◆ **EXERCISE AIM**: Check each line of the entries below for the word "JSON", and copy the lines that have it.

━━ SUPPLIED MATERIAL

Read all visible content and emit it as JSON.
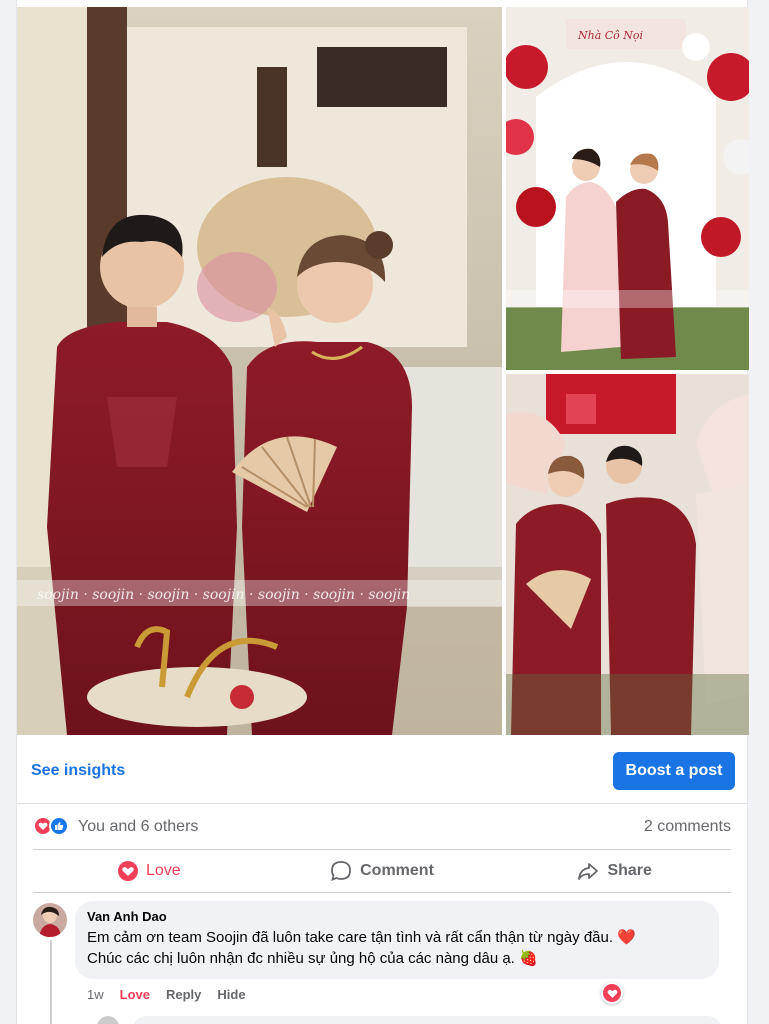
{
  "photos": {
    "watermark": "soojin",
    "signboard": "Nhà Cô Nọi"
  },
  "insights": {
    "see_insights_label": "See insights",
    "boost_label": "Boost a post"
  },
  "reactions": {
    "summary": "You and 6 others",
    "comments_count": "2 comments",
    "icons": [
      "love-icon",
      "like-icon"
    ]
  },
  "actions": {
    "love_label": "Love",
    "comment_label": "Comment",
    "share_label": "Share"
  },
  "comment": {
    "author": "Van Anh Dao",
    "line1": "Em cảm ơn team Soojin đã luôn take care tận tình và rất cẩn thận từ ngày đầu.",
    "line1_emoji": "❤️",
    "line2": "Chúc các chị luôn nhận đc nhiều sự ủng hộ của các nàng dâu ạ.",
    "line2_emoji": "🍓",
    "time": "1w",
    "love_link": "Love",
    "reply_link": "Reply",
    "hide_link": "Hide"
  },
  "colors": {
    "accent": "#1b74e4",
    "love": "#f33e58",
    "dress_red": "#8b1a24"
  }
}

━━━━
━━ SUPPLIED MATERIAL

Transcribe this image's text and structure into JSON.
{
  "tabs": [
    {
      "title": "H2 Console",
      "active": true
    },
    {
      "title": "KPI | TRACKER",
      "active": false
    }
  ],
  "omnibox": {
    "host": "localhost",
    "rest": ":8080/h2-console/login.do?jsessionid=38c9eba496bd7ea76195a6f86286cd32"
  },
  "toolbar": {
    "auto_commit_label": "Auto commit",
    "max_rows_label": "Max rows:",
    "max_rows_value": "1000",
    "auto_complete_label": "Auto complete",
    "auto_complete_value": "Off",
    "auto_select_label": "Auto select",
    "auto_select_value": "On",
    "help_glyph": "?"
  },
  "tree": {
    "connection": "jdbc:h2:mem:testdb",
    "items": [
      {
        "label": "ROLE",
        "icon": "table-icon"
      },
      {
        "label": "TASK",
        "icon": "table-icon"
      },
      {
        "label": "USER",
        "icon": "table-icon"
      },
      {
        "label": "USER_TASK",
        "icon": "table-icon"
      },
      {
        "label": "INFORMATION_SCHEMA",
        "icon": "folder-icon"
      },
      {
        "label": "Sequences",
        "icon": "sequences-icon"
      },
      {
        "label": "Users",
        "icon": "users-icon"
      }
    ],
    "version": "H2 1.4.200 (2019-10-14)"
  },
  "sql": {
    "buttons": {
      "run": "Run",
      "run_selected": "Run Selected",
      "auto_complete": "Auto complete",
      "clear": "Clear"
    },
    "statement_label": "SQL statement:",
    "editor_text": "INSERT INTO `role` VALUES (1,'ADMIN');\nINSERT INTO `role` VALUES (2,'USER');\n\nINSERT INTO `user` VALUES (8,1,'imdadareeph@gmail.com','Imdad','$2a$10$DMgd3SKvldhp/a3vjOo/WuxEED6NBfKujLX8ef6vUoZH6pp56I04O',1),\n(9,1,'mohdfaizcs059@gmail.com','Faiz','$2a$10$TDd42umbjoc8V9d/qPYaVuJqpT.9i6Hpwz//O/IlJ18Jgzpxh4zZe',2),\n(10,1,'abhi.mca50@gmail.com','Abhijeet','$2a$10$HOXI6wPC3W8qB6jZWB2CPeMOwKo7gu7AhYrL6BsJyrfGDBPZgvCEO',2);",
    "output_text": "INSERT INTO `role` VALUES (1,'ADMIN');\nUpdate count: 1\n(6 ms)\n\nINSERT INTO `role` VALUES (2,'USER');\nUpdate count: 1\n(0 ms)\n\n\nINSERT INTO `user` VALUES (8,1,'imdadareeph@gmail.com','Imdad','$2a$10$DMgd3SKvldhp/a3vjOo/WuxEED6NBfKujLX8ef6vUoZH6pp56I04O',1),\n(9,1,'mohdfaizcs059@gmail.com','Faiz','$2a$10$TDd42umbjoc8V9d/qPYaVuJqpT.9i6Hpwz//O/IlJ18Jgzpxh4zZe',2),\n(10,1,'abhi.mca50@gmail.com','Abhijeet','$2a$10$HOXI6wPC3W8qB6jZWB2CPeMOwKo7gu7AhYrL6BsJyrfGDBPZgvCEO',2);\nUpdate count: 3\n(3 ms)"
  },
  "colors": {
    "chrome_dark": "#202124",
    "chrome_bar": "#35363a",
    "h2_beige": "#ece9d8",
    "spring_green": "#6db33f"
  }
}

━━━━

◆ **EXERCISE SOLUTION**:
Read all visible content and emit it as JSON.
Transcribe this image's text and structure into JSON.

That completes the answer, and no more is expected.